■ **Problem to solve**
Repeat each record below exactly, dropping the pictures.

■ **Website and app data records**
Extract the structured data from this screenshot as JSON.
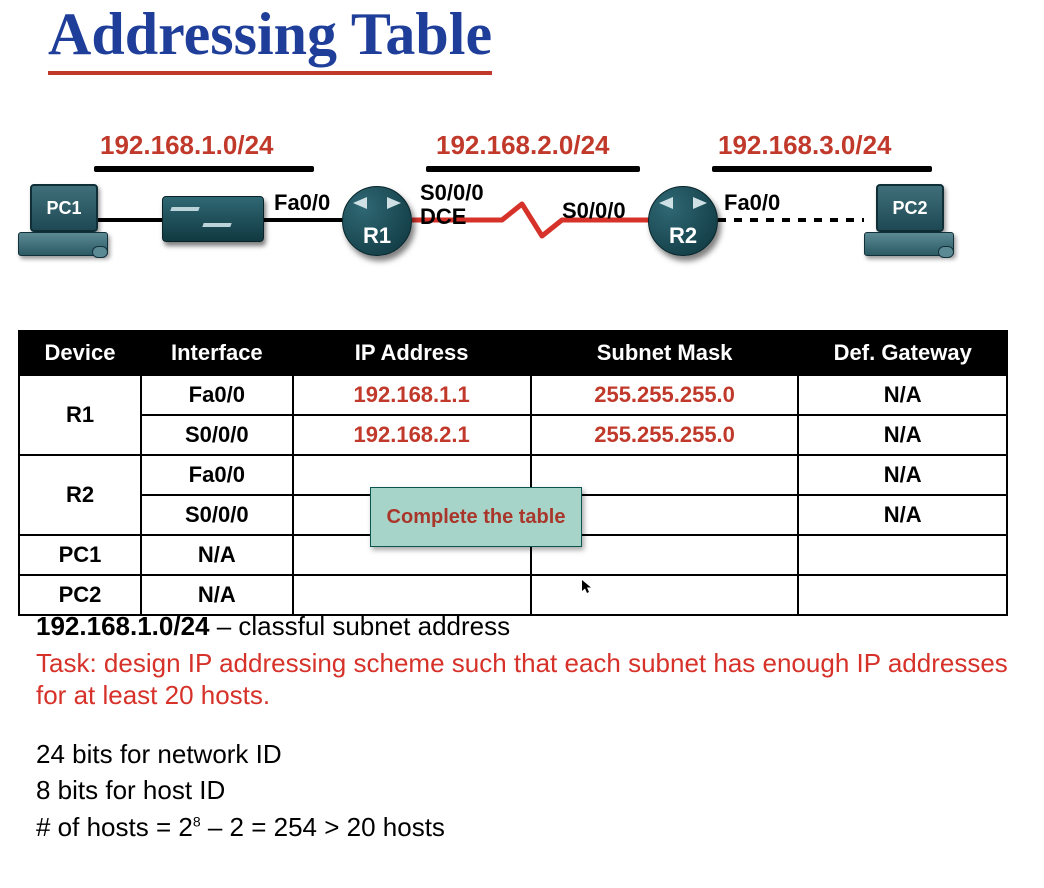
{
  "title": "Addressing Table",
  "topology": {
    "networks": [
      {
        "label": "192.168.1.0/24"
      },
      {
        "label": "192.168.2.0/24"
      },
      {
        "label": "192.168.3.0/24"
      }
    ],
    "devices": {
      "pc1": "PC1",
      "pc2": "PC2",
      "r1": "R1",
      "r2": "R2"
    },
    "interfaces": {
      "r1_fa": "Fa0/0",
      "r1_s0": "S0/0/0",
      "r1_dce": "DCE",
      "r2_s0": "S0/0/0",
      "r2_fa": "Fa0/0"
    }
  },
  "table": {
    "headers": {
      "device": "Device",
      "interface": "Interface",
      "ip": "IP Address",
      "mask": "Subnet Mask",
      "gateway": "Def. Gateway"
    },
    "rows": [
      {
        "device": "R1",
        "iface": "Fa0/0",
        "ip": "192.168.1.1",
        "mask": "255.255.255.0",
        "gw": "N/A",
        "red": true
      },
      {
        "device": "",
        "iface": "S0/0/0",
        "ip": "192.168.2.1",
        "mask": "255.255.255.0",
        "gw": "N/A",
        "red": true
      },
      {
        "device": "R2",
        "iface": "Fa0/0",
        "ip": "",
        "mask": "",
        "gw": "N/A"
      },
      {
        "device": "",
        "iface": "S0/0/0",
        "ip": "",
        "mask": "",
        "gw": "N/A"
      },
      {
        "device": "PC1",
        "iface": "N/A",
        "ip": "",
        "mask": "",
        "gw": ""
      },
      {
        "device": "PC2",
        "iface": "N/A",
        "ip": "",
        "mask": "",
        "gw": ""
      }
    ],
    "callout": "Complete the table"
  },
  "notes": {
    "line1_bold": "192.168.1.0/24",
    "line1_rest": "   –   classful subnet address",
    "task": "Task: design IP addressing scheme such that each subnet has enough IP addresses for at least 20 hosts.",
    "bits_net": "24 bits for network ID",
    "bits_host": "8 bits for host ID",
    "hosts_prefix": "# of hosts = 2",
    "hosts_exp": "8",
    "hosts_suffix": " – 2 = 254 > 20 hosts"
  }
}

■ **Response to this task**
Extract the structured data from this screenshot as JSON.
{
  "title": "Addressing Table",
  "topology": {
    "networks": [
      {
        "label": "192.168.1.0/24"
      },
      {
        "label": "192.168.2.0/24"
      },
      {
        "label": "192.168.3.0/24"
      }
    ],
    "devices": {
      "pc1": "PC1",
      "pc2": "PC2",
      "r1": "R1",
      "r2": "R2"
    },
    "interfaces": {
      "r1_fa": "Fa0/0",
      "r1_s0": "S0/0/0",
      "r1_dce": "DCE",
      "r2_s0": "S0/0/0",
      "r2_fa": "Fa0/0"
    }
  },
  "table": {
    "headers": {
      "device": "Device",
      "interface": "Interface",
      "ip": "IP Address",
      "mask": "Subnet Mask",
      "gateway": "Def. Gateway"
    },
    "rows": [
      {
        "device": "R1",
        "iface": "Fa0/0",
        "ip": "192.168.1.1",
        "mask": "255.255.255.0",
        "gw": "N/A",
        "red": true
      },
      {
        "device": "",
        "iface": "S0/0/0",
        "ip": "192.168.2.1",
        "mask": "255.255.255.0",
        "gw": "N/A",
        "red": true
      },
      {
        "device": "R2",
        "iface": "Fa0/0",
        "ip": "",
        "mask": "",
        "gw": "N/A"
      },
      {
        "device": "",
        "iface": "S0/0/0",
        "ip": "",
        "mask": "",
        "gw": "N/A"
      },
      {
        "device": "PC1",
        "iface": "N/A",
        "ip": "",
        "mask": "",
        "gw": ""
      },
      {
        "device": "PC2",
        "iface": "N/A",
        "ip": "",
        "mask": "",
        "gw": ""
      }
    ],
    "callout": "Complete the table"
  },
  "notes": {
    "line1_bold": "192.168.1.0/24",
    "line1_rest": "   –   classful subnet address",
    "task": "Task: design IP addressing scheme such that each subnet has enough IP addresses for at least 20 hosts.",
    "bits_net": "24 bits for network ID",
    "bits_host": "8 bits for host ID",
    "hosts_prefix": "# of hosts = 2",
    "hosts_exp": "8",
    "hosts_suffix": " – 2 = 254 > 20 hosts"
  }
}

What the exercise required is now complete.